Most photographers see the world through the rectangular frame of a viewfinder. And like most photographers of a certain age, that rectangle possessed the dimensions of a 35 mm negative. Digital changed the dimensions somewhat, mostly paring down and drawing in and in other ways making life a bit more challenging for old-school shooters, but the concept, if not the exact shape, were the same.
Still, what one sees through the viewfinder is what one expects to capture when the shutter is tripped. With today’s cameras, that’s often not the case. The rectangular aspect of the digital negative is still rectangular, however, and from it we base our conceptual vision.
Trying to imagine the world through the rectangular viewfinder in terms of squareness is a bit more challenging. In fact, sometimes it’s next to impossible.
The most egregious example of the limitations of square was found in the abandoned railroad depot in Marysville. The place was gutted and trashed, the sunlight spilling through the dirty windows gritty and harsh, but a narrow beam of light glazed the entranceway tiles in a long diagonal stripe ghosted with the superimposed emblem of the rail line. I could frame that beam perfectly across the rectangle of the sensor but there was absolutely no way I could capture it within a square. I tried anyway but the results were less than ideal.
Experimental photography like with anything else, cooking or baking or pottery or painting or grand ideas or relationships: sometimes it works and sometimes it doesn’t. If it doesn’t work, we learn to move on and learn from our mistakes. But if it works, if after our preparation and planning, our processing and execution, we find ourselves with the exact thing we set out to accomplish, we’ve touched something beyond ourselves. Something unique, personal, ours alone. We call it success but it’s really much more than that.

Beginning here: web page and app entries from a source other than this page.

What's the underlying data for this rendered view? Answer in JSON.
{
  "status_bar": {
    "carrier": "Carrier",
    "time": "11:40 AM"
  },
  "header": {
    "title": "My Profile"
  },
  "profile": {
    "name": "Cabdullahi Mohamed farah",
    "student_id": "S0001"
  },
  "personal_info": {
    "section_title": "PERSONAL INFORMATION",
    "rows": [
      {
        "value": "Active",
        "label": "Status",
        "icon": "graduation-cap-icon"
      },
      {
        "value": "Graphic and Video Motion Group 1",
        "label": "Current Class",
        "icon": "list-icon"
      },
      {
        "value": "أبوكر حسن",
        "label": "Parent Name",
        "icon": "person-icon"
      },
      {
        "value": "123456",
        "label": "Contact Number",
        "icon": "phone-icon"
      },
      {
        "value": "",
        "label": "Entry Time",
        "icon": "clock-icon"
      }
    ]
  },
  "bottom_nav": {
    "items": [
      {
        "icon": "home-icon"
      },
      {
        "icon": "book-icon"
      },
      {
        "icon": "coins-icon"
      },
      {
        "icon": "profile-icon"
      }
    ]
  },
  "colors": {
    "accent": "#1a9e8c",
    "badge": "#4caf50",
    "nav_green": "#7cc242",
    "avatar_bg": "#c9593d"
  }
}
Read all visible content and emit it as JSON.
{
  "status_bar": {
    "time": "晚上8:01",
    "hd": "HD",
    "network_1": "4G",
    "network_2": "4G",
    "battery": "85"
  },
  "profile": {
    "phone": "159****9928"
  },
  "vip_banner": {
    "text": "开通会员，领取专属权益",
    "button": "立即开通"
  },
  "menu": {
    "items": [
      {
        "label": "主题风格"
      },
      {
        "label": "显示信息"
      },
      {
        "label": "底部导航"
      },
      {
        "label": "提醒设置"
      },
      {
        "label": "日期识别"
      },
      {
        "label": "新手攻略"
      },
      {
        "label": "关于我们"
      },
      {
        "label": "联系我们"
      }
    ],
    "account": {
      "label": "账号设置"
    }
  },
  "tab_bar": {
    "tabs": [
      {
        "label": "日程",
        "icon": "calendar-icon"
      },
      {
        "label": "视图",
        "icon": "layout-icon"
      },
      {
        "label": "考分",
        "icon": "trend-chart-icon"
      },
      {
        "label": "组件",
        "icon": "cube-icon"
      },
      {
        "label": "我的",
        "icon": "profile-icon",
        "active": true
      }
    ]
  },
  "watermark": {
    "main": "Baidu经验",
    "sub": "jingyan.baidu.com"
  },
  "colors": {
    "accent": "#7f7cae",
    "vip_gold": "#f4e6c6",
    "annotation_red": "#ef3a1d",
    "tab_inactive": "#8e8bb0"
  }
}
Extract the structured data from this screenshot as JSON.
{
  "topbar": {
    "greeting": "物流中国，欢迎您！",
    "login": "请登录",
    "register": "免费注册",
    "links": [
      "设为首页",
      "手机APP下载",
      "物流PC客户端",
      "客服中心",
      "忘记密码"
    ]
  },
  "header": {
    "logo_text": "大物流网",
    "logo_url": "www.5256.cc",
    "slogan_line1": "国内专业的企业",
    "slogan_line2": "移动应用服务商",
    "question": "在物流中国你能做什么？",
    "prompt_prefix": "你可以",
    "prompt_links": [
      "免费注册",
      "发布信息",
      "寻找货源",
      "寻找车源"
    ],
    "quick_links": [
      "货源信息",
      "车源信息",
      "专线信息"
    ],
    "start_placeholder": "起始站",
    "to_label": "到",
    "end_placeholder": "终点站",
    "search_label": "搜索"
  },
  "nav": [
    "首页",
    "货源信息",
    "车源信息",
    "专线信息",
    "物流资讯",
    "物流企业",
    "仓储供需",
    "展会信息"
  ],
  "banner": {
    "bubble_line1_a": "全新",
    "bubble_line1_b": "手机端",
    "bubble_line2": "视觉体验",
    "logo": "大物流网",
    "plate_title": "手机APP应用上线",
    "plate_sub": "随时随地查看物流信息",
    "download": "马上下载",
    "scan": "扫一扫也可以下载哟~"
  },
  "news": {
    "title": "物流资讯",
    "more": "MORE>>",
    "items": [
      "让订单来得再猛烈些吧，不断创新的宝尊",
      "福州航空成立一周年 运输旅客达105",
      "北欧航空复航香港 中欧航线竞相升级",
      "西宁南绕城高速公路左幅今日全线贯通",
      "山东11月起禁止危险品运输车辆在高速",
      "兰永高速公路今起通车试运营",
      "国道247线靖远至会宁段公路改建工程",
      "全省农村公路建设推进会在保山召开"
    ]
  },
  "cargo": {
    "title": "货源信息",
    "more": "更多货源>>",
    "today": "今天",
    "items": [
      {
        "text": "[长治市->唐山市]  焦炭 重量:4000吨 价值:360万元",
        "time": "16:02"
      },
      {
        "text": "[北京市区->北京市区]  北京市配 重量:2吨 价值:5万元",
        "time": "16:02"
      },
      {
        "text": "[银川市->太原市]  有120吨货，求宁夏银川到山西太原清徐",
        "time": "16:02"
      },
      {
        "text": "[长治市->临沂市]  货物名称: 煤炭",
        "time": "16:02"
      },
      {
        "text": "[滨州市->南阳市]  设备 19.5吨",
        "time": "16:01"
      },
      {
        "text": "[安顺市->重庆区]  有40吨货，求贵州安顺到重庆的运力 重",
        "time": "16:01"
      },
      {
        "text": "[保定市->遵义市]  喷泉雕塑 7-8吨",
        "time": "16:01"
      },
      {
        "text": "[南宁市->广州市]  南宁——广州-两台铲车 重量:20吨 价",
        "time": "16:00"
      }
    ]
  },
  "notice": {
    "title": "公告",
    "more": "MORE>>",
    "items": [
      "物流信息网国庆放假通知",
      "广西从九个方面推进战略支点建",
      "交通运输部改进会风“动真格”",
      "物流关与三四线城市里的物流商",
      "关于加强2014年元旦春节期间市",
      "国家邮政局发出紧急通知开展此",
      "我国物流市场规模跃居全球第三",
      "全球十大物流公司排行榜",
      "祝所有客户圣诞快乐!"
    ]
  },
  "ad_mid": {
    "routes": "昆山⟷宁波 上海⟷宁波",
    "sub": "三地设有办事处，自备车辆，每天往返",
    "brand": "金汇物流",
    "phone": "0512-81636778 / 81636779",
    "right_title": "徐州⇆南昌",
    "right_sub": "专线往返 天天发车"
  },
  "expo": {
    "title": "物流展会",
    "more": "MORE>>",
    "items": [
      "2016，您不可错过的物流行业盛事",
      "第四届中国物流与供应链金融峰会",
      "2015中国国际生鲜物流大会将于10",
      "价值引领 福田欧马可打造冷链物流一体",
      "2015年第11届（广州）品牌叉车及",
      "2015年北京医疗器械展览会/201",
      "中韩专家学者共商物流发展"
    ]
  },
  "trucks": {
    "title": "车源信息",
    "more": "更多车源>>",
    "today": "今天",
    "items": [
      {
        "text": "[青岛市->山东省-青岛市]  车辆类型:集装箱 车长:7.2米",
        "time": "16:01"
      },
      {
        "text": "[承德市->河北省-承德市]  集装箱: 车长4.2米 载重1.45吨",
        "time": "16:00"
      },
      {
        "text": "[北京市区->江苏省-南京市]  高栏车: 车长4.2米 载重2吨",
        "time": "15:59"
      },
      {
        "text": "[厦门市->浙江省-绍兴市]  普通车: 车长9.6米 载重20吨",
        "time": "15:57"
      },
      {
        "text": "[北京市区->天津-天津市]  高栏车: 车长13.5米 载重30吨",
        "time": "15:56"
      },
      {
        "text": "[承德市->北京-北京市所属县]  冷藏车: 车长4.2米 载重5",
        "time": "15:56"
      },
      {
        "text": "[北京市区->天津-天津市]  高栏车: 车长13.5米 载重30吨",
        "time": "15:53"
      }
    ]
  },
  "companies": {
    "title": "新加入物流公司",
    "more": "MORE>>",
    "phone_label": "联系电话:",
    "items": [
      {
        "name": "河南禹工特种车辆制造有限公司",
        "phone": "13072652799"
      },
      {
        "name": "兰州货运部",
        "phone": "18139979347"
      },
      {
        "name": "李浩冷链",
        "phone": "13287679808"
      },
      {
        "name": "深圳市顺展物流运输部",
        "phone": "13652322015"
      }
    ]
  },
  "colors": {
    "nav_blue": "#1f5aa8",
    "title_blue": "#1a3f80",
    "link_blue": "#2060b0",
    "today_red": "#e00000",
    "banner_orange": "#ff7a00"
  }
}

My project was never about success; it was about challenging myself. Seeing square provided the challenge. It’s too early to talk of success.